### What is needed
Print each entry verbatim.

________________________

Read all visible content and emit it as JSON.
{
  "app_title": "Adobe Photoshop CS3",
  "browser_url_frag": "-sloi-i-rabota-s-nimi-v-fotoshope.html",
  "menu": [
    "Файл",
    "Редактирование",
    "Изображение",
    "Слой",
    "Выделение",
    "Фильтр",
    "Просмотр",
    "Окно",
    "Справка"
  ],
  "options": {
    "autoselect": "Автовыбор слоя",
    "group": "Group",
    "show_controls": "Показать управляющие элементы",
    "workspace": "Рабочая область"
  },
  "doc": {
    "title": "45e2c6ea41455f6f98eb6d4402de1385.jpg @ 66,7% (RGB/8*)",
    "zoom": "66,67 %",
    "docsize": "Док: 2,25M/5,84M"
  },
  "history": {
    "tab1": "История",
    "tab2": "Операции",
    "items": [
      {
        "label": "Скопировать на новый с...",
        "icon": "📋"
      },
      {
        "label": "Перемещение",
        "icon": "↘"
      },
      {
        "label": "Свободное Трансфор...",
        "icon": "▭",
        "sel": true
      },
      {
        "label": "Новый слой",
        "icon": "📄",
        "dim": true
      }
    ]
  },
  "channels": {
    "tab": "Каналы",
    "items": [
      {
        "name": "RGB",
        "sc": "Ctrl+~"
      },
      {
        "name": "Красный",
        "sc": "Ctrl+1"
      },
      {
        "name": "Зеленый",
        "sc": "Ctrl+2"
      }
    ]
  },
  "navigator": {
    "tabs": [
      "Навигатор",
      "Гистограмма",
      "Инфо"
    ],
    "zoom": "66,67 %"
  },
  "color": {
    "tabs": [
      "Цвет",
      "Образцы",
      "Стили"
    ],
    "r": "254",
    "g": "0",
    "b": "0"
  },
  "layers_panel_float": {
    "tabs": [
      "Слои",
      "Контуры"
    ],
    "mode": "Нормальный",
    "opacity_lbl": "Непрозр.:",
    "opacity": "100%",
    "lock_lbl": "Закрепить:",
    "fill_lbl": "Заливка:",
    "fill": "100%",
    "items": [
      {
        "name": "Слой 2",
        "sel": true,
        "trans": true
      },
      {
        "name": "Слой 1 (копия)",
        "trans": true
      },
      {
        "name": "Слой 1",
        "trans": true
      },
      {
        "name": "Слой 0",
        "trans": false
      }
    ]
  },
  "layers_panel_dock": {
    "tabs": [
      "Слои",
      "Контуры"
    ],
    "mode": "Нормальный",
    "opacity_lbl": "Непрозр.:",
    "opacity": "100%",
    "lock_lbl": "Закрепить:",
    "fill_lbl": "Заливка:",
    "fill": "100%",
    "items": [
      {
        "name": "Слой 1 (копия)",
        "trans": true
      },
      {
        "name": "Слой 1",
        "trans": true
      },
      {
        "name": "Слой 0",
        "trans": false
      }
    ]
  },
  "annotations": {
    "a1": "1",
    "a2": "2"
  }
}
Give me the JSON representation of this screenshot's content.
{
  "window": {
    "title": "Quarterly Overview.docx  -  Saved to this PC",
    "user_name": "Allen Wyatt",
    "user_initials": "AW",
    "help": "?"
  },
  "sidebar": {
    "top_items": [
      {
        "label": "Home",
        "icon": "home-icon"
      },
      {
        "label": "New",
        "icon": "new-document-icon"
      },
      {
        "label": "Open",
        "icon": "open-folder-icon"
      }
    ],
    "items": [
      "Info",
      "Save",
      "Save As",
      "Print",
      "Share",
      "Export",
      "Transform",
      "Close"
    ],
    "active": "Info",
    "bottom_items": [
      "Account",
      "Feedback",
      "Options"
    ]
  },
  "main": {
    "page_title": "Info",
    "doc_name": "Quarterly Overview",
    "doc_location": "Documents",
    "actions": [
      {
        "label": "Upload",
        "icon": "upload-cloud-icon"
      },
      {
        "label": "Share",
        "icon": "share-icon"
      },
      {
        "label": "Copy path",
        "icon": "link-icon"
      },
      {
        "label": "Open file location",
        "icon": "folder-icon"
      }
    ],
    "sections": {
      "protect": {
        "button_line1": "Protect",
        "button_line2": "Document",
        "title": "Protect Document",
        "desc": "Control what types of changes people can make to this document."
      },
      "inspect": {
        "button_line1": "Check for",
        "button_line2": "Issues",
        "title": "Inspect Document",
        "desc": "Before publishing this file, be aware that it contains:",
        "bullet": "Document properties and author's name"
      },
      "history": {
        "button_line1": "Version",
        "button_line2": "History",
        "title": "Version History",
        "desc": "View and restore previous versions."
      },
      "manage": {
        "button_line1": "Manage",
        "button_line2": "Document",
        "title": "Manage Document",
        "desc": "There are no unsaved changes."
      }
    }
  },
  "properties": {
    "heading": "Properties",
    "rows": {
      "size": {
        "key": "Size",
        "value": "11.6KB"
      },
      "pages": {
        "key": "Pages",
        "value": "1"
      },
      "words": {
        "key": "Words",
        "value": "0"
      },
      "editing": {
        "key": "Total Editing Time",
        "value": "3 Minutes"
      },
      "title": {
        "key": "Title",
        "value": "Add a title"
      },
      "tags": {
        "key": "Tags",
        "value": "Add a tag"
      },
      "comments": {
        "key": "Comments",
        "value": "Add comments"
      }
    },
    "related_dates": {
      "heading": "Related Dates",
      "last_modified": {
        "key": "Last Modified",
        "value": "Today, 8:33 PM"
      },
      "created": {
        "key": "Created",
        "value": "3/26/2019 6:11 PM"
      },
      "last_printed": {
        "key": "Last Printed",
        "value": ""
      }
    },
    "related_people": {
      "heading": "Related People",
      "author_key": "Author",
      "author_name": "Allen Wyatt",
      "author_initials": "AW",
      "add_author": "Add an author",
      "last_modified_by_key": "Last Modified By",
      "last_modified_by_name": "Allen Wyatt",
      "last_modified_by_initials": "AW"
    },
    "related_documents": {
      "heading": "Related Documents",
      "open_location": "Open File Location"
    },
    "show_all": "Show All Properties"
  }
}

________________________

### Final answer
Read all visible content and emit it as JSON.
{
  "app_title": "Adobe Photoshop CS3",
  "browser_url_frag": "-sloi-i-rabota-s-nimi-v-fotoshope.html",
  "menu": [
    "Файл",
    "Редактирование",
    "Изображение",
    "Слой",
    "Выделение",
    "Фильтр",
    "Просмотр",
    "Окно",
    "Справка"
  ],
  "options": {
    "autoselect": "Автовыбор слоя",
    "group": "Group",
    "show_controls": "Показать управляющие элементы",
    "workspace": "Рабочая область"
  },
  "doc": {
    "title": "45e2c6ea41455f6f98eb6d4402de1385.jpg @ 66,7% (RGB/8*)",
    "zoom": "66,67 %",
    "docsize": "Док: 2,25M/5,84M"
  },
  "history": {
    "tab1": "История",
    "tab2": "Операции",
    "items": [
      {
        "label": "Скопировать на новый с...",
        "icon": "📋"
      },
      {
        "label": "Перемещение",
        "icon": "↘"
      },
      {
        "label": "Свободное Трансфор...",
        "icon": "▭",
        "sel": true
      },
      {
        "label": "Новый слой",
        "icon": "📄",
        "dim": true
      }
    ]
  },
  "channels": {
    "tab": "Каналы",
    "items": [
      {
        "name": "RGB",
        "sc": "Ctrl+~"
      },
      {
        "name": "Красный",
        "sc": "Ctrl+1"
      },
      {
        "name": "Зеленый",
        "sc": "Ctrl+2"
      }
    ]
  },
  "navigator": {
    "tabs": [
      "Навигатор",
      "Гистограмма",
      "Инфо"
    ],
    "zoom": "66,67 %"
  },
  "color": {
    "tabs": [
      "Цвет",
      "Образцы",
      "Стили"
    ],
    "r": "254",
    "g": "0",
    "b": "0"
  },
  "layers_panel_float": {
    "tabs": [
      "Слои",
      "Контуры"
    ],
    "mode": "Нормальный",
    "opacity_lbl": "Непрозр.:",
    "opacity": "100%",
    "lock_lbl": "Закрепить:",
    "fill_lbl": "Заливка:",
    "fill": "100%",
    "items": [
      {
        "name": "Слой 2",
        "sel": true,
        "trans": true
      },
      {
        "name": "Слой 1 (копия)",
        "trans": true
      },
      {
        "name": "Слой 1",
        "trans": true
      },
      {
        "name": "Слой 0",
        "trans": false
      }
    ]
  },
  "layers_panel_dock": {
    "tabs": [
      "Слои",
      "Контуры"
    ],
    "mode": "Нормальный",
    "opacity_lbl": "Непрозр.:",
    "opacity": "100%",
    "lock_lbl": "Закрепить:",
    "fill_lbl": "Заливка:",
    "fill": "100%",
    "items": [
      {
        "name": "Слой 1 (копия)",
        "trans": true
      },
      {
        "name": "Слой 1",
        "trans": true
      },
      {
        "name": "Слой 0",
        "trans": false
      }
    ]
  },
  "annotations": {
    "a1": "1",
    "a2": "2"
  }
}
Give me the JSON representation of this screenshot's content.
{
  "window": {
    "title": "Quarterly Overview.docx  -  Saved to this PC",
    "user_name": "Allen Wyatt",
    "user_initials": "AW",
    "help": "?"
  },
  "sidebar": {
    "top_items": [
      {
        "label": "Home",
        "icon": "home-icon"
      },
      {
        "label": "New",
        "icon": "new-document-icon"
      },
      {
        "label": "Open",
        "icon": "open-folder-icon"
      }
    ],
    "items": [
      "Info",
      "Save",
      "Save As",
      "Print",
      "Share",
      "Export",
      "Transform",
      "Close"
    ],
    "active": "Info",
    "bottom_items": [
      "Account",
      "Feedback",
      "Options"
    ]
  },
  "main": {
    "page_title": "Info",
    "doc_name": "Quarterly Overview",
    "doc_location": "Documents",
    "actions": [
      {
        "label": "Upload",
        "icon": "upload-cloud-icon"
      },
      {
        "label": "Share",
        "icon": "share-icon"
      },
      {
        "label": "Copy path",
        "icon": "link-icon"
      },
      {
        "label": "Open file location",
        "icon": "folder-icon"
      }
    ],
    "sections": {
      "protect": {
        "button_line1": "Protect",
        "button_line2": "Document",
        "title": "Protect Document",
        "desc": "Control what types of changes people can make to this document."
      },
      "inspect": {
        "button_line1": "Check for",
        "button_line2": "Issues",
        "title": "Inspect Document",
        "desc": "Before publishing this file, be aware that it contains:",
        "bullet": "Document properties and author's name"
      },
      "history": {
        "button_line1": "Version",
        "button_line2": "History",
        "title": "Version History",
        "desc": "View and restore previous versions."
      },
      "manage": {
        "button_line1": "Manage",
        "button_line2": "Document",
        "title": "Manage Document",
        "desc": "There are no unsaved changes."
      }
    }
  },
  "properties": {
    "heading": "Properties",
    "rows": {
      "size": {
        "key": "Size",
        "value": "11.6KB"
      },
      "pages": {
        "key": "Pages",
        "value": "1"
      },
      "words": {
        "key": "Words",
        "value": "0"
      },
      "editing": {
        "key": "Total Editing Time",
        "value": "3 Minutes"
      },
      "title": {
        "key": "Title",
        "value": "Add a title"
      },
      "tags": {
        "key": "Tags",
        "value": "Add a tag"
      },
      "comments": {
        "key": "Comments",
        "value": "Add comments"
      }
    },
    "related_dates": {
      "heading": "Related Dates",
      "last_modified": {
        "key": "Last Modified",
        "value": "Today, 8:33 PM"
      },
      "created": {
        "key": "Created",
        "value": "3/26/2019 6:11 PM"
      },
      "last_printed": {
        "key": "Last Printed",
        "value": ""
      }
    },
    "related_people": {
      "heading": "Related People",
      "author_key": "Author",
      "author_name": "Allen Wyatt",
      "author_initials": "AW",
      "add_author": "Add an author",
      "last_modified_by_key": "Last Modified By",
      "last_modified_by_name": "Allen Wyatt",
      "last_modified_by_initials": "AW"
    },
    "related_documents": {
      "heading": "Related Documents",
      "open_location": "Open File Location"
    },
    "show_all": "Show All Properties"
  }
}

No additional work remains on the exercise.